Ever find yourself troubleshooting performance issues with a 3rd party application or wondering why your database server seems to be working way too hard during certain times of the day? Database performance issues can be especially frustrating when hosting applications that are beyond your control. Many times, reaching out to a software vendor with performance questions can result in finger-pointing and blame-dodging since there are so many variables that can affect performance. Fortunately, SQL Management Studio has a tool that lets you quickly see exactly what queries are running on your DB server in real-time.
Microsoft describes SQL Server Profiler as "an interface to create and manage traces and analyze and replay trace results.

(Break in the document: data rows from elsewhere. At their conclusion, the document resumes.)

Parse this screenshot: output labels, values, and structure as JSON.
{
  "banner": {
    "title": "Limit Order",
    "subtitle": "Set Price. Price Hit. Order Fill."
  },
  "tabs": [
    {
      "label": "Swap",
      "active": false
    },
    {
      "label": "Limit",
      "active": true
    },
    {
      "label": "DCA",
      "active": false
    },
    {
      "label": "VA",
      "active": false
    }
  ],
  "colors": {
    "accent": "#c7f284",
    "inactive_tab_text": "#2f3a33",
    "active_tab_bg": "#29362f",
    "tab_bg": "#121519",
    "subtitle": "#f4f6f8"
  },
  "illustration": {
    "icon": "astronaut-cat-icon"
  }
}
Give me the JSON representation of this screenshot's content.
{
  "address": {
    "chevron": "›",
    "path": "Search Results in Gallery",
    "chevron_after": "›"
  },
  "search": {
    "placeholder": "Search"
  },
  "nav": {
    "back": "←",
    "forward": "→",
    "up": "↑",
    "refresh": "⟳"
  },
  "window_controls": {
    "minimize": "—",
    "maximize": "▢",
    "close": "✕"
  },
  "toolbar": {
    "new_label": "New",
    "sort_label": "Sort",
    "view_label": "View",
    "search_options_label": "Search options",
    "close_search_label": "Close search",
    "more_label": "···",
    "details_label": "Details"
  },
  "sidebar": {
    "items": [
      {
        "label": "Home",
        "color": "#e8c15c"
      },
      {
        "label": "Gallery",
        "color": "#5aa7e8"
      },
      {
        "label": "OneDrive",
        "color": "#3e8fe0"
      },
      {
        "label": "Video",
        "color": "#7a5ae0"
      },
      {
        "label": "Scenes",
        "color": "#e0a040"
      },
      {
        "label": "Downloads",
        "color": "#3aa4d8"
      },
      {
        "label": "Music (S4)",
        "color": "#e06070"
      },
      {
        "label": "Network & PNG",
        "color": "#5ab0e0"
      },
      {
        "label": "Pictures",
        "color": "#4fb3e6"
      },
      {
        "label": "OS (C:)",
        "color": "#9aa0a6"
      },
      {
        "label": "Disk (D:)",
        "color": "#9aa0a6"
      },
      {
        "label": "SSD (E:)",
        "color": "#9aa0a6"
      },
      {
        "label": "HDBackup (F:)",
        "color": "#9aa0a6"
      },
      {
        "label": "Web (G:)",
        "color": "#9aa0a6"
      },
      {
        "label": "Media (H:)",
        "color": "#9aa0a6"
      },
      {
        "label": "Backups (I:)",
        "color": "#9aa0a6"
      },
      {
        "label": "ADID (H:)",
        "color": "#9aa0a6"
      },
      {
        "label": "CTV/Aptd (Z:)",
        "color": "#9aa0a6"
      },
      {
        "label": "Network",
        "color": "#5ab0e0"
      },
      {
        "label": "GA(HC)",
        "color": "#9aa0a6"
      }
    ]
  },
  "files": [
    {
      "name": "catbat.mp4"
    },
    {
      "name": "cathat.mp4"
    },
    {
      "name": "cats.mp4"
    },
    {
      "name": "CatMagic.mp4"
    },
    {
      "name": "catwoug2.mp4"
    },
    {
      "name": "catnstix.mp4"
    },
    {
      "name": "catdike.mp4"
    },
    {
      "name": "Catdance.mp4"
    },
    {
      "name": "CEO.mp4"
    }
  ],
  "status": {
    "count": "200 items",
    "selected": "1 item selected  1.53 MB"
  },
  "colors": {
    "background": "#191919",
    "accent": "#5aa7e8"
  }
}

Events are saved in a trace file that can later be analyzed or used to replay a specific series of steps when trying to diagnose a problem." (Source). While the tool itself has many uses, I'm going to outline a very basic use case; real-time query monitoring of a single SQL Server instance.
SQL Server Profiler requires a licensed edition of SQL Server (Development, Standard, or Enterprise). If you are running SQL Server Express Edition, you may need to look into 3rd party tools such as ExpressProfiler.
SQL Server Profiler is included with SQL Server Management Studio. SQL Server Management Studio version 17.9.1 was used when writing this post.
Choose Tools, SQL Server Profiler from inside of SQL Management Studio. You can also launch the application by searching for SQL Server Profiler in the Start menu.
Login to SQL Server Profiler using your admin credentials.
Start a new trace and select from one of the predefined trace templates on the General tab. We are using the Tuning template in this example. You can find a list of predefined templates and their purpose in the Microsoft Docs.
(Optional) You can also select additional events and columns to trace under the Events Selection tab. Select the appropriate Show all events or Show all columns checkbox to show all of the available events and columns. You can also filter events that will be displayed by clicking the Column Filters… button.
In this example, I'm going to use a column filter to only show queries run in SQL Management Studio. I'll start by ensuring the ApplicationName column is selected for the trace.
Next, I'll add a column filter to only show events from clients with a name LIKE '%Management Studio%'. Of-course, you can modify this match clause as you see fit.
Once you are happy with your settings, click on Run to start the trace.
While the trace is running, you will see the results in real-time and can pause/resume the trace as needed.